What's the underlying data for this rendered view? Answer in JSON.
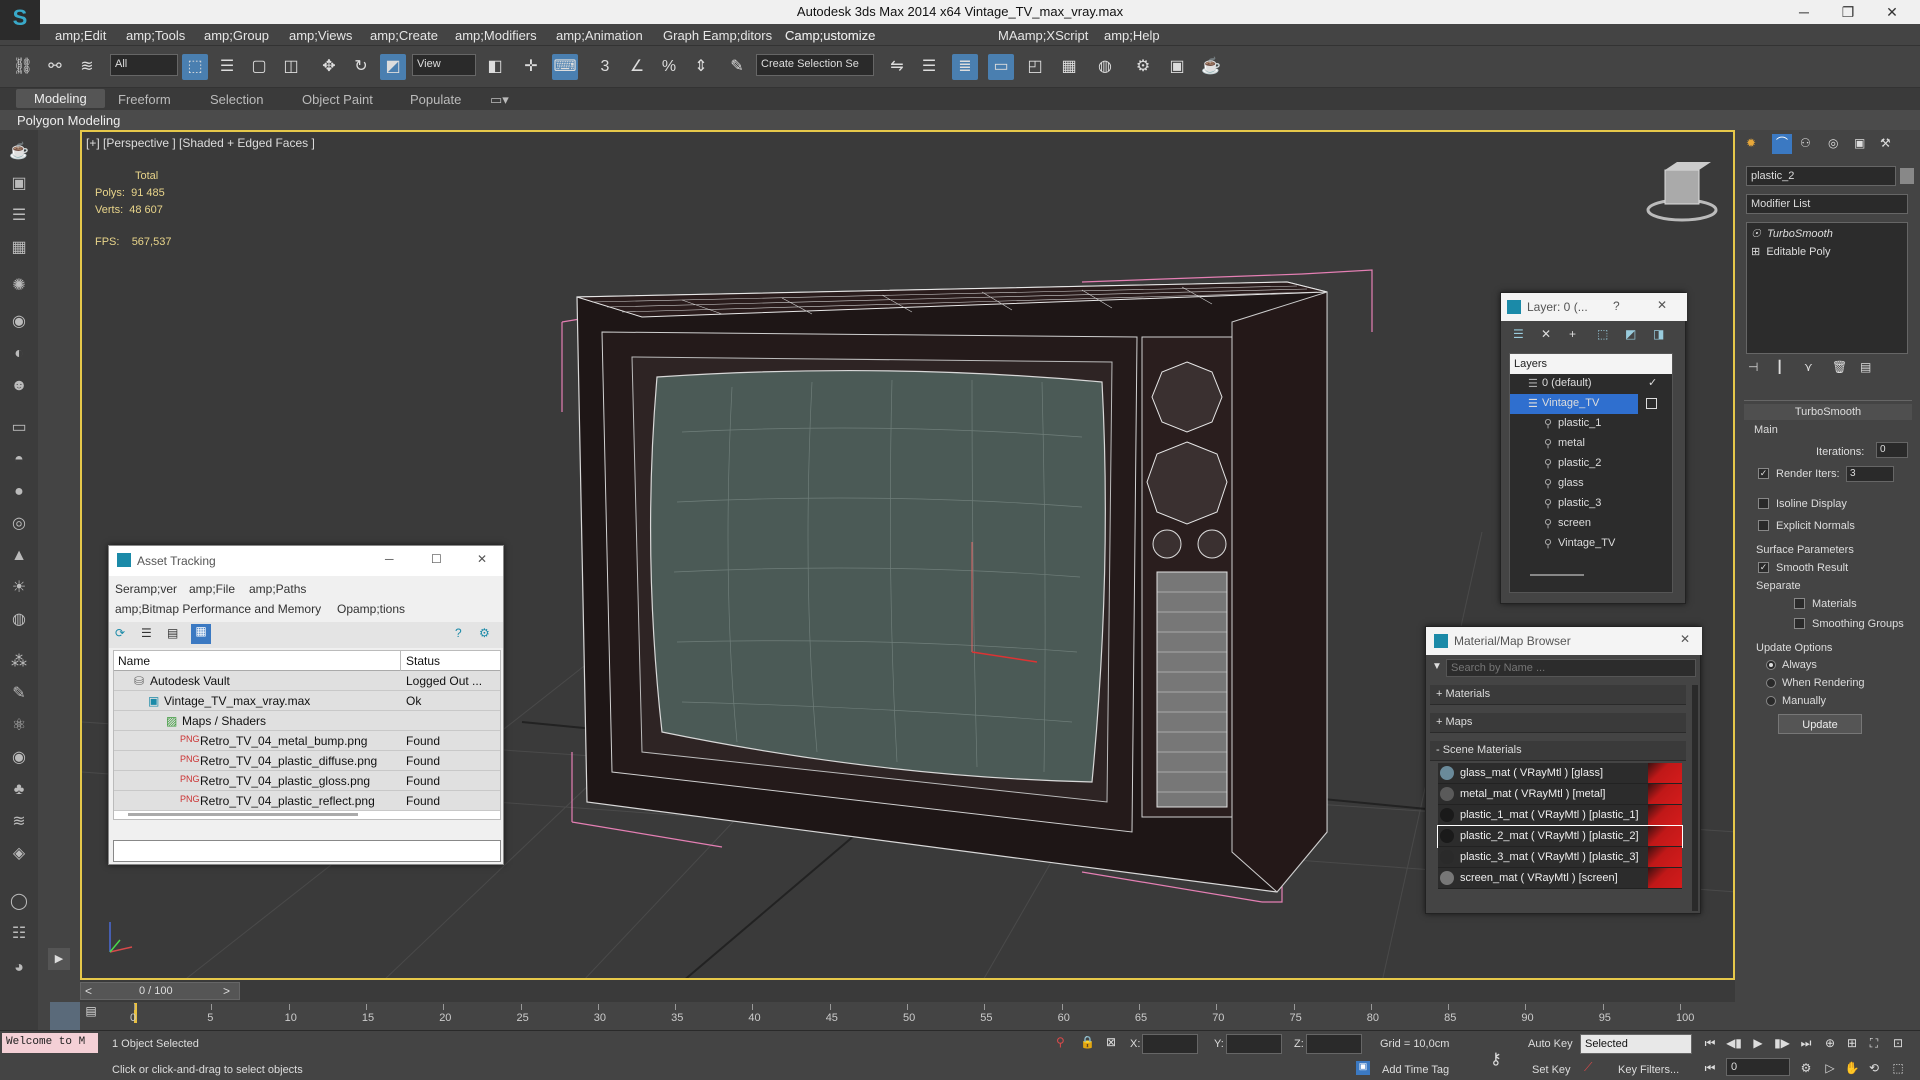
{
  "window": {
    "title": "Autodesk 3ds Max  2014 x64     Vintage_TV_max_vray.max",
    "minimize": "─",
    "restore": "❐",
    "close": "✕"
  },
  "menu": [
    "amp;Edit",
    "amp;Tools",
    "amp;Group",
    "amp;Views",
    "amp;Create",
    "amp;Modifiers",
    "amp;Animation",
    "Graph Eamp;ditors",
    "Camp;ustomize",
    "MAamp;XScript",
    "amp;Help"
  ],
  "toolbar": {
    "selection_filter": "All",
    "ref_coord": "View",
    "named_selection": "Create Selection Se"
  },
  "ribbon": {
    "tabs": [
      "Modeling",
      "Freeform",
      "Selection",
      "Object Paint",
      "Populate"
    ],
    "subpanel": "Polygon Modeling"
  },
  "viewport": {
    "label": "[+] [Perspective ] [Shaded + Edged Faces ]",
    "stats_header": "Total",
    "polys_label": "Polys:",
    "polys_value": "91 485",
    "verts_label": "Verts:",
    "verts_value": "48 607",
    "fps_label": "FPS:",
    "fps_value": "567,537"
  },
  "asset_tracking": {
    "title": "Asset Tracking",
    "menu": [
      "Seramp;ver",
      "amp;File",
      "amp;Paths",
      "amp;Bitmap Performance and Memory",
      "Opamp;tions"
    ],
    "columns": [
      "Name",
      "Status"
    ],
    "rows": [
      {
        "name": "Autodesk Vault",
        "status": "Logged Out ..."
      },
      {
        "name": "Vintage_TV_max_vray.max",
        "status": "Ok"
      },
      {
        "name": "Maps / Shaders",
        "status": ""
      },
      {
        "name": "Retro_TV_04_metal_bump.png",
        "status": "Found"
      },
      {
        "name": "Retro_TV_04_plastic_diffuse.png",
        "status": "Found"
      },
      {
        "name": "Retro_TV_04_plastic_gloss.png",
        "status": "Found"
      },
      {
        "name": "Retro_TV_04_plastic_reflect.png",
        "status": "Found"
      }
    ]
  },
  "layers": {
    "title": "Layer: 0 (...",
    "help": "?",
    "header": "Layers",
    "items": [
      "0 (default)",
      "Vintage_TV",
      "plastic_1",
      "metal",
      "plastic_2",
      "glass",
      "plastic_3",
      "screen",
      "Vintage_TV"
    ]
  },
  "material_browser": {
    "title": "Material/Map Browser",
    "search_placeholder": "Search by Name ...",
    "sections": [
      "+ Materials",
      "+ Maps",
      "- Scene Materials"
    ],
    "materials": [
      "glass_mat  ( VRayMtl ) [glass]",
      "metal_mat  ( VRayMtl ) [metal]",
      "plastic_1_mat  ( VRayMtl ) [plastic_1]",
      "plastic_2_mat  ( VRayMtl ) [plastic_2]",
      "plastic_3_mat  ( VRayMtl ) [plastic_3]",
      "screen_mat  ( VRayMtl ) [screen]"
    ]
  },
  "command_panel": {
    "object_name": "plastic_2",
    "modifier_list": "Modifier List",
    "stack": [
      "TurboSmooth",
      "Editable Poly"
    ],
    "rollout_title": "TurboSmooth",
    "main_label": "Main",
    "iterations_label": "Iterations:",
    "iterations_value": "0",
    "render_iters_label": "Render Iters:",
    "render_iters_value": "3",
    "isoline": "Isoline Display",
    "explicit_normals": "Explicit Normals",
    "surface_params": "Surface Parameters",
    "smooth_result": "Smooth Result",
    "separate": "Separate",
    "materials": "Materials",
    "smoothing_groups": "Smoothing Groups",
    "update_options": "Update Options",
    "always": "Always",
    "when_rendering": "When Rendering",
    "manually": "Manually",
    "update_button": "Update"
  },
  "timeline": {
    "frame": "0 / 100",
    "ticks": [
      "0",
      "5",
      "10",
      "15",
      "20",
      "25",
      "30",
      "35",
      "40",
      "45",
      "50",
      "55",
      "60",
      "65",
      "70",
      "75",
      "80",
      "85",
      "90",
      "95",
      "100"
    ]
  },
  "status": {
    "welcome": "Welcome to M",
    "selected_text": "1 Object Selected",
    "prompt": "Click or click-and-drag to select objects",
    "x_label": "X:",
    "y_label": "Y:",
    "z_label": "Z:",
    "grid": "Grid = 10,0cm",
    "add_time_tag": "Add Time Tag",
    "auto_key": "Auto Key",
    "set_key": "Set Key",
    "key_mode": "Selected",
    "key_filters": "Key Filters...",
    "current_frame": "0"
  },
  "colors": {
    "accent": "#4a7fb0",
    "viewport_border": "#e6c84a",
    "stats_text": "#e8d48a",
    "selection_red": "#c01818"
  }
}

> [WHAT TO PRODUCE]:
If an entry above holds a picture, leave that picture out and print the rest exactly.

> [WRITTEN RESPONSE]:
What's the underlying data for this rendered view? Answer in JSON.
{
  "window": {
    "title": "Autodesk 3ds Max  2014 x64     Vintage_TV_max_vray.max",
    "minimize": "─",
    "restore": "❐",
    "close": "✕"
  },
  "menu": [
    "amp;Edit",
    "amp;Tools",
    "amp;Group",
    "amp;Views",
    "amp;Create",
    "amp;Modifiers",
    "amp;Animation",
    "Graph Eamp;ditors",
    "Camp;ustomize",
    "MAamp;XScript",
    "amp;Help"
  ],
  "toolbar": {
    "selection_filter": "All",
    "ref_coord": "View",
    "named_selection": "Create Selection Se"
  },
  "ribbon": {
    "tabs": [
      "Modeling",
      "Freeform",
      "Selection",
      "Object Paint",
      "Populate"
    ],
    "subpanel": "Polygon Modeling"
  },
  "viewport": {
    "label": "[+] [Perspective ] [Shaded + Edged Faces ]",
    "stats_header": "Total",
    "polys_label": "Polys:",
    "polys_value": "91 485",
    "verts_label": "Verts:",
    "verts_value": "48 607",
    "fps_label": "FPS:",
    "fps_value": "567,537"
  },
  "asset_tracking": {
    "title": "Asset Tracking",
    "menu": [
      "Seramp;ver",
      "amp;File",
      "amp;Paths",
      "amp;Bitmap Performance and Memory",
      "Opamp;tions"
    ],
    "columns": [
      "Name",
      "Status"
    ],
    "rows": [
      {
        "name": "Autodesk Vault",
        "status": "Logged Out ..."
      },
      {
        "name": "Vintage_TV_max_vray.max",
        "status": "Ok"
      },
      {
        "name": "Maps / Shaders",
        "status": ""
      },
      {
        "name": "Retro_TV_04_metal_bump.png",
        "status": "Found"
      },
      {
        "name": "Retro_TV_04_plastic_diffuse.png",
        "status": "Found"
      },
      {
        "name": "Retro_TV_04_plastic_gloss.png",
        "status": "Found"
      },
      {
        "name": "Retro_TV_04_plastic_reflect.png",
        "status": "Found"
      }
    ]
  },
  "layers": {
    "title": "Layer: 0 (...",
    "help": "?",
    "header": "Layers",
    "items": [
      "0 (default)",
      "Vintage_TV",
      "plastic_1",
      "metal",
      "plastic_2",
      "glass",
      "plastic_3",
      "screen",
      "Vintage_TV"
    ]
  },
  "material_browser": {
    "title": "Material/Map Browser",
    "search_placeholder": "Search by Name ...",
    "sections": [
      "+ Materials",
      "+ Maps",
      "- Scene Materials"
    ],
    "materials": [
      "glass_mat  ( VRayMtl ) [glass]",
      "metal_mat  ( VRayMtl ) [metal]",
      "plastic_1_mat  ( VRayMtl ) [plastic_1]",
      "plastic_2_mat  ( VRayMtl ) [plastic_2]",
      "plastic_3_mat  ( VRayMtl ) [plastic_3]",
      "screen_mat  ( VRayMtl ) [screen]"
    ]
  },
  "command_panel": {
    "object_name": "plastic_2",
    "modifier_list": "Modifier List",
    "stack": [
      "TurboSmooth",
      "Editable Poly"
    ],
    "rollout_title": "TurboSmooth",
    "main_label": "Main",
    "iterations_label": "Iterations:",
    "iterations_value": "0",
    "render_iters_label": "Render Iters:",
    "render_iters_value": "3",
    "isoline": "Isoline Display",
    "explicit_normals": "Explicit Normals",
    "surface_params": "Surface Parameters",
    "smooth_result": "Smooth Result",
    "separate": "Separate",
    "materials": "Materials",
    "smoothing_groups": "Smoothing Groups",
    "update_options": "Update Options",
    "always": "Always",
    "when_rendering": "When Rendering",
    "manually": "Manually",
    "update_button": "Update"
  },
  "timeline": {
    "frame": "0 / 100",
    "ticks": [
      "0",
      "5",
      "10",
      "15",
      "20",
      "25",
      "30",
      "35",
      "40",
      "45",
      "50",
      "55",
      "60",
      "65",
      "70",
      "75",
      "80",
      "85",
      "90",
      "95",
      "100"
    ]
  },
  "status": {
    "welcome": "Welcome to M",
    "selected_text": "1 Object Selected",
    "prompt": "Click or click-and-drag to select objects",
    "x_label": "X:",
    "y_label": "Y:",
    "z_label": "Z:",
    "grid": "Grid = 10,0cm",
    "add_time_tag": "Add Time Tag",
    "auto_key": "Auto Key",
    "set_key": "Set Key",
    "key_mode": "Selected",
    "key_filters": "Key Filters...",
    "current_frame": "0"
  },
  "colors": {
    "accent": "#4a7fb0",
    "viewport_border": "#e6c84a",
    "stats_text": "#e8d48a",
    "selection_red": "#c01818"
  }
}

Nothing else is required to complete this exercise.